A polynomial \(f(x)\) has a factor \((x-a)^2\). Show that \((x-a)\) is a factor of \(f'(x)\).

Since \(g(x)\) and \(g'(x)\) are polynomials, we have shown that \(f'(x)\) has \((x-a)\) as a factor.

We can understand this result graphically as follows. If \((x-a)^2\) is a factor, then \(f(x)=0\) has a repeated root at \(x=a\) and the graph of \(y=f(x)\) touches the \(x\)-axis here. The gradient of the graph must therefore be zero at this point, \(f'(a)=0\) and therefore \((x-a)\) is a factor of \(f'(x)\).

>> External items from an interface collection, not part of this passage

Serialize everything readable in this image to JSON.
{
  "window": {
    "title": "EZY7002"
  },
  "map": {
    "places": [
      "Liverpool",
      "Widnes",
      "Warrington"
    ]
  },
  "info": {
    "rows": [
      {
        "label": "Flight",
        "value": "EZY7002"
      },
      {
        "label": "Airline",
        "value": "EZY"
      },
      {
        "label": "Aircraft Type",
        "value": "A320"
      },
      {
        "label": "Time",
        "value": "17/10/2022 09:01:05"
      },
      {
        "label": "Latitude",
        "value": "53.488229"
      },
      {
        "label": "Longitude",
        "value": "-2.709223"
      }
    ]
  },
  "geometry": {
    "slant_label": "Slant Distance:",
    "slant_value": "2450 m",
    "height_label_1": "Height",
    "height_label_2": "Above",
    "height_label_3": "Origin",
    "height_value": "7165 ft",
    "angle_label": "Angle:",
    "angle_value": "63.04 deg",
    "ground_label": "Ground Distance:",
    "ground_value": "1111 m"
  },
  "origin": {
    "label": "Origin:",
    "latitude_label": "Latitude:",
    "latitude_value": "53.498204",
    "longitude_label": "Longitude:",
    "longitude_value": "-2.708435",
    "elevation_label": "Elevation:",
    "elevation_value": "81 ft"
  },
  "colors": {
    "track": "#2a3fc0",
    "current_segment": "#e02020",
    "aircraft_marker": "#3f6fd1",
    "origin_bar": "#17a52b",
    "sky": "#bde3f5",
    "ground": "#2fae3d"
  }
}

The equation \(x^3 - 4x^2 - 3x + p = 0\) has two equal roots; find the two possible values of \(p\).

Let \(f(x) = x^3 - 4x^2 - 3x + p\), and let’s assume the repeated root is at \(x = a\). Then \((x-a)^2\) is a factor of \(f(x)\).

From the result above, \((x-a)\) is a factor of \[\begin{equation*} f'(x) = 3x^2 - 8x - 3 = (3x + 1)(x - 3) \end{equation*}\]so that \(a = 3\) or \(a = -\dfrac{1}{3}\).

If \(a = 3\), then substituting \(x=a\) into \(x^3-4x^2-3x+p=0\), we have \(p = 18\).

If \(a = -\dfrac{1}{3}\), then from \(x^3-4x^2-3x+p=0,\) we have \(p = -\dfrac{14}{27}\).

Thus \(p = 18\) and \(p = -\dfrac{14}{27}\) are the two possible values for \(p\).